Page and application data records
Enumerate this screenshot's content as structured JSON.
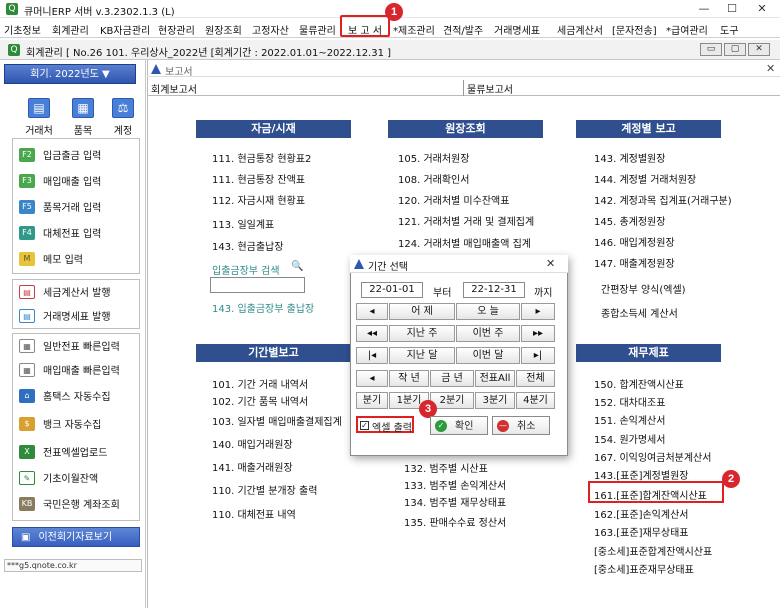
{
  "titlebar": {
    "title": "큐머니ERP 서버 v.3.2302.1.3 (L)",
    "app_icon": "Q",
    "min": "—",
    "max": "☐",
    "close": "✕"
  },
  "menubar": {
    "items": [
      "기초정보",
      "회계관리",
      "KB자금관리",
      "현장관리",
      "원장조회",
      "고정자산",
      "물류관리",
      "보 고 서",
      "*제조관리",
      "견적/발주",
      "거래명세표",
      "세금계산서",
      "[문자전송]",
      "*급여관리",
      "도구"
    ]
  },
  "subbar": {
    "title": "회계관리 [ No.26   101. 우리상사_2022년 [회계기간 : 2022.01.01~2022.12.31 ]"
  },
  "sidebar": {
    "period": "회기. 2022년도 ▼",
    "big_buttons": [
      "거래처",
      "품목",
      "계정"
    ],
    "group1": [
      {
        "key": "F2",
        "label": "입금출금 입력",
        "color": "#49a84e"
      },
      {
        "key": "F3",
        "label": "매입매출 입력",
        "color": "#49a84e"
      },
      {
        "key": "F5",
        "label": "품목거래 입력",
        "color": "#3a86c8"
      },
      {
        "key": "F4",
        "label": "대체전표 입력",
        "color": "#2f9a8a"
      },
      {
        "key": "M",
        "label": "메모 입력",
        "color": "#e8c23a"
      }
    ],
    "group2": [
      {
        "label": "세금계산서 발행",
        "color": "#c84040"
      },
      {
        "label": "거래명세표 발행",
        "color": "#3a86c8"
      }
    ],
    "group3": [
      {
        "label": "일반전표 빠른입력",
        "color": "#888888"
      },
      {
        "label": "매입매출 빠른입력",
        "color": "#888888"
      },
      {
        "label": "홈택스 자동수집",
        "color": "#2f6fc0"
      },
      {
        "label": "뱅크 자동수집",
        "color": "#d9a030"
      },
      {
        "label": "전표엑셀업로드",
        "color": "#2e8b3c"
      },
      {
        "label": "기초이월잔액",
        "color": "#2e8b3c"
      },
      {
        "label": "국민은행 계좌조회",
        "color": "#8a7a60"
      }
    ],
    "prev_btn": "이전회기자료보기",
    "status": "***g5.qnote.co.kr"
  },
  "report_window": {
    "title": "보고서",
    "tabs": [
      "회계보고서",
      "물류보고서"
    ],
    "sections": {
      "fund": {
        "head": "자금/시재",
        "items": [
          "111. 현금통장 현황표2",
          "111. 현금통장 잔액표",
          "112. 자금시재 현황표",
          "113. 일일계표",
          "143. 현금출납장"
        ],
        "search_label": "입출금장부 검색",
        "search_item": "143. 입출금장부 출납장"
      },
      "ledger": {
        "head": "원장조회",
        "items": [
          "105. 거래처원장",
          "108. 거래확인서",
          "120. 거래처별 미수잔액표",
          "121. 거래처별 거래 및 결제집계",
          "124. 거래처별 매입매출액 집계"
        ]
      },
      "account": {
        "head": "계정별 보고",
        "items": [
          "143. 계정별원장",
          "144. 계정별 거래처원장",
          "142. 계정과목 집계표(거래구분)",
          "145. 총계정원장",
          "146. 매입계정원장",
          "147. 매출계정원장",
          "간편장부 양식(엑셀)",
          "종합소득세 계산서"
        ]
      },
      "period": {
        "head": "기간별보고",
        "items": [
          "101. 기간 거래 내역서",
          "102. 기간 품목 내역서",
          "103. 일자별 매입매출결제집계",
          "140. 매입거래원장",
          "141. 매출거래원장",
          "110. 기간별 분개장 출력",
          "110. 대체전표 내역"
        ]
      },
      "middle_bottom": {
        "items": [
          "132. 범주별 시산표",
          "133. 범주별 손익계산서",
          "134. 범주별 재무상태표",
          "135. 판매수수료 정산서"
        ]
      },
      "finance": {
        "head": "재무제표",
        "items": [
          "150. 합계잔액시산표",
          "152. 대차대조표",
          "151. 손익계산서",
          "154. 원가명세서",
          "167. 이익잉여금처분계산서",
          "143.[표준]계정별원장",
          "161.[표준]합계잔액시산표",
          "162.[표준]손익계산서",
          "163.[표준]재무상태표",
          "[중소세]표준합계잔액시산표",
          "[중소세]표준재무상태표"
        ]
      }
    }
  },
  "dialog": {
    "title": "기간 선택",
    "from_date": "22-01-01",
    "from_label": "부터",
    "to_date": "22-12-31",
    "to_label": "까지",
    "row1": [
      "◂",
      "어 제",
      "오 늘",
      "▸"
    ],
    "row2": [
      "◂◂",
      "지난 주",
      "이번 주",
      "▸▸"
    ],
    "row3": [
      "|◂",
      "지난 달",
      "이번 달",
      "▸|"
    ],
    "row4": [
      "◂",
      "작 년",
      "금 년",
      "전표All",
      "전체"
    ],
    "row5": [
      "분기",
      "1분기",
      "2분기",
      "3분기",
      "4분기"
    ],
    "excel_label": "엑셀 출력",
    "ok": "확인",
    "cancel": "취소"
  },
  "badges": [
    "1",
    "2",
    "3"
  ]
}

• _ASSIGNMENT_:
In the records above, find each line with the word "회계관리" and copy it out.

• _SOLVED PROBLEM_:
      "회계관리",
    "title": "회계관리 [ No.26   101. 우리상사_2022년 [회계기간 : 2022.01.01~2022.12.31 ]"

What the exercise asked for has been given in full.